Toews, whose 1998 novel A Boy of Good Breeding was sweet and funny and undercelebrated, tells us all this in her prologue to Swing Low. She tells of the two words he whispered to her the day before he died: “Nothing accomplished.” He was in the hospital then, sad and confused and silent. Now and then he’d asked his daughter to write things down for him, in the first person, to help him understand when he read the notes back to himself. When Miriam decided, after his death, to write about her father, it just seemed natural to go on using his voice.

For what? Well, for one thing, Miriam writes, she was intent on erasing that bleak phrase of her father’s, wanted to prove to herself, at least, just how much Mel did accomplish in his life.

All of which is to say – in case you hadn’t quite worked it out – that Swing Low is an acutely personal document. It doesn’t matter that it’s as much a work of imagination as any novel – coming out of the prologue, the simple act of turning the pages feels like a rudeness, an intrusion. And yet of course the intrusion is invited: by publishing this book, Toews is offering it as a public, literary artifact. On that count – as a story – this is a fine, fluent book teeming with anecdote and incident, echoes and images.

It can’t be easy to write a chronicle of a death foretold, to say to your reader at the start, here’s how this book ends, but don’t worry, I’m still going to surprise you along the way. Toews pulls it off in bravura fashion.

She even puts Mel in a hospital bed at the outset. He’s had some kind of decisive breakdown, or maybe it’s just that looking after him and his depression got to be too much for Elvira. Anyway: he’s here in the hospital, and he’s writing. There are murky times, where things start to get confused. Did he maybe murder his wife and forget? How did his feet get so blistered? The nurses talk to him as they might a two-year-old. “I understand I baffle them,” he writes. “I baffle myself.”

He’s lucid enough to wonder how he got here, what’s wrong with him, whether there’s a way out. “I’m a methodical man so this business re: losing my mind is frustrating,” he writes. And: “Perhaps depression is caused by asking oneself too many unanswerable questions.”

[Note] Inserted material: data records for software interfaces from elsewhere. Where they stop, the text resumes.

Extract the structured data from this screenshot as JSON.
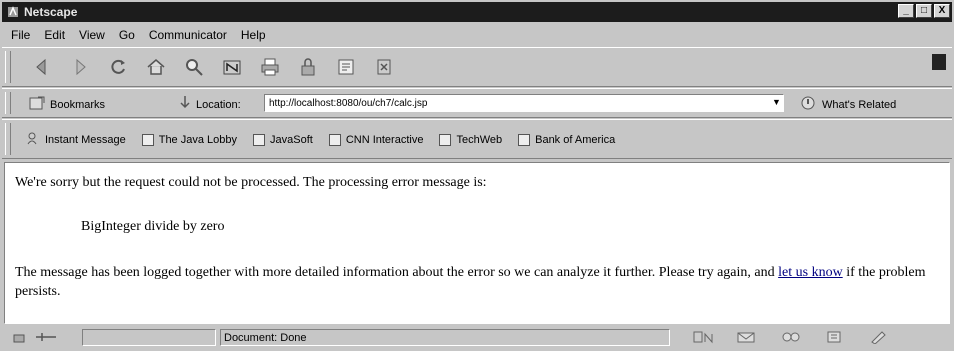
{
  "window": {
    "title": "Netscape",
    "controls": [
      "_",
      "□",
      "X"
    ]
  },
  "menu": [
    "File",
    "Edit",
    "View",
    "Go",
    "Communicator",
    "Help"
  ],
  "nav_toolbar": {
    "icons": [
      "back-icon",
      "forward-icon",
      "reload-icon",
      "home-icon",
      "search-icon",
      "netscape-icon",
      "print-icon",
      "security-icon",
      "shop-icon",
      "stop-icon"
    ]
  },
  "location_bar": {
    "bookmarks_label": "Bookmarks",
    "location_label": "Location:",
    "url": "http://localhost:8080/ou/ch7/calc.jsp",
    "whats_related_label": "What's Related"
  },
  "personal_toolbar": {
    "items": [
      "Instant Message",
      "The Java Lobby",
      "JavaSoft",
      "CNN Interactive",
      "TechWeb",
      "Bank of America"
    ]
  },
  "content": {
    "line1": "We're sorry but the request could not be processed. The processing error message is:",
    "error": "BigInteger divide by zero",
    "line3_pre": "The message has been logged together with more detailed information about the error so we can analyze it further. Please try again, and ",
    "link_text": "let us know",
    "line3_post": " if the problem persists."
  },
  "status": {
    "text": "Document: Done"
  }
}
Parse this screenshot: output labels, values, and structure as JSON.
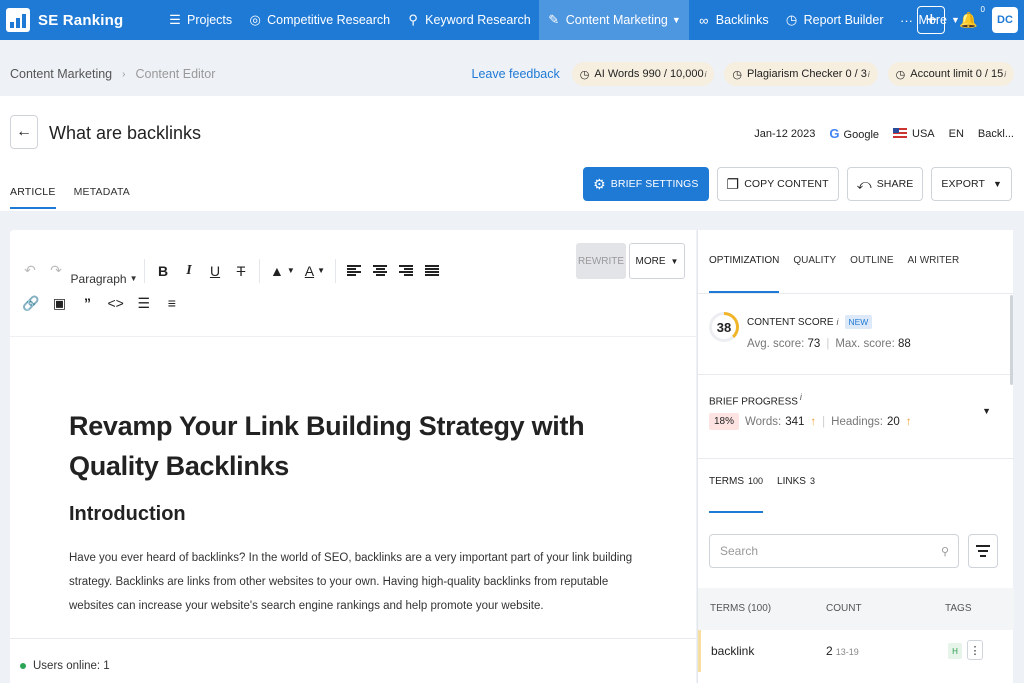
{
  "nav": {
    "brand": "SE Ranking",
    "items": [
      {
        "label": "Projects",
        "icon": "layers-icon"
      },
      {
        "label": "Competitive Research",
        "icon": "target-icon"
      },
      {
        "label": "Keyword Research",
        "icon": "key-icon"
      },
      {
        "label": "Content Marketing",
        "icon": "edit-icon",
        "active": true
      },
      {
        "label": "Backlinks",
        "icon": "link-icon"
      },
      {
        "label": "Report Builder",
        "icon": "clock-icon"
      },
      {
        "label": "More",
        "icon": "dots-icon"
      }
    ],
    "notification_count": "0",
    "avatar_initials": "DC"
  },
  "breadcrumb": {
    "root": "Content Marketing",
    "current": "Content Editor",
    "feedback": "Leave feedback",
    "limits": [
      {
        "label": "AI Words",
        "value": "990 / 10,000",
        "info": "i"
      },
      {
        "label": "Plagiarism Checker",
        "value": "0 / 3",
        "info": "i"
      },
      {
        "label": "Account limit",
        "value": "0 / 15",
        "info": "i"
      }
    ]
  },
  "header": {
    "title": "What are backlinks",
    "date": "Jan-12 2023",
    "engine": "Google",
    "country": "USA",
    "language": "EN",
    "keyword": "Backl...",
    "tabs": [
      "ARTICLE",
      "METADATA"
    ],
    "buttons": {
      "brief_settings": "BRIEF SETTINGS",
      "copy_content": "COPY CONTENT",
      "share": "SHARE",
      "export": "EXPORT"
    }
  },
  "editor": {
    "block_format": "Paragraph",
    "rewrite_label": "REWRITE",
    "more_label": "MORE",
    "h1": "Revamp Your Link Building Strategy with Quality Backlinks",
    "h2": "Introduction",
    "paragraph": "Have you ever heard of backlinks? In the world of SEO, backlinks are a very important part of your link building strategy. Backlinks are links from other websites to your own. Having high-quality backlinks from reputable websites can increase your website's search engine rankings and help promote your website.",
    "users_online": "Users online: 1"
  },
  "panel": {
    "tabs": [
      "OPTIMIZATION",
      "QUALITY",
      "OUTLINE",
      "AI WRITER"
    ],
    "content_score": {
      "label": "CONTENT SCORE",
      "info": "i",
      "badge": "NEW",
      "value": "38",
      "avg_label": "Avg. score:",
      "avg": "73",
      "max_label": "Max. score:",
      "max": "88"
    },
    "brief_progress": {
      "label": "BRIEF PROGRESS",
      "info": "i",
      "percent": "18%",
      "words_label": "Words:",
      "words": "341",
      "headings_label": "Headings:",
      "headings": "20"
    },
    "term_tabs": [
      {
        "label": "TERMS",
        "count": "100"
      },
      {
        "label": "LINKS",
        "count": "3"
      }
    ],
    "search_placeholder": "Search",
    "table": {
      "headers": [
        "TERMS (100)",
        "COUNT",
        "TAGS"
      ],
      "rows": [
        {
          "term": "backlink",
          "count": "2",
          "range": "13-19",
          "tag": "H"
        }
      ]
    }
  }
}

By the time it dawns on methodical Mel that the writing is helping, that he’s reclaiming his life, finding “a place of understanding” amid all the confusion, he’s already well on his way to recounting the story of his survival. It’s a detailed, textured portrait, not just of a human life, but of a community, of small-town, Mennonite Manitoba.

Miriam leaves Mel on the last day of his life, a few hours before his death. In an epilogue, in her own voice, she sketches out the final act of his life. We don’t know whether, in real life, Mel reached his place of understanding. In any event, he found a way to end his pain. Miriam Toews still has hers, but after Swing Low, she writes, it’s less than it was.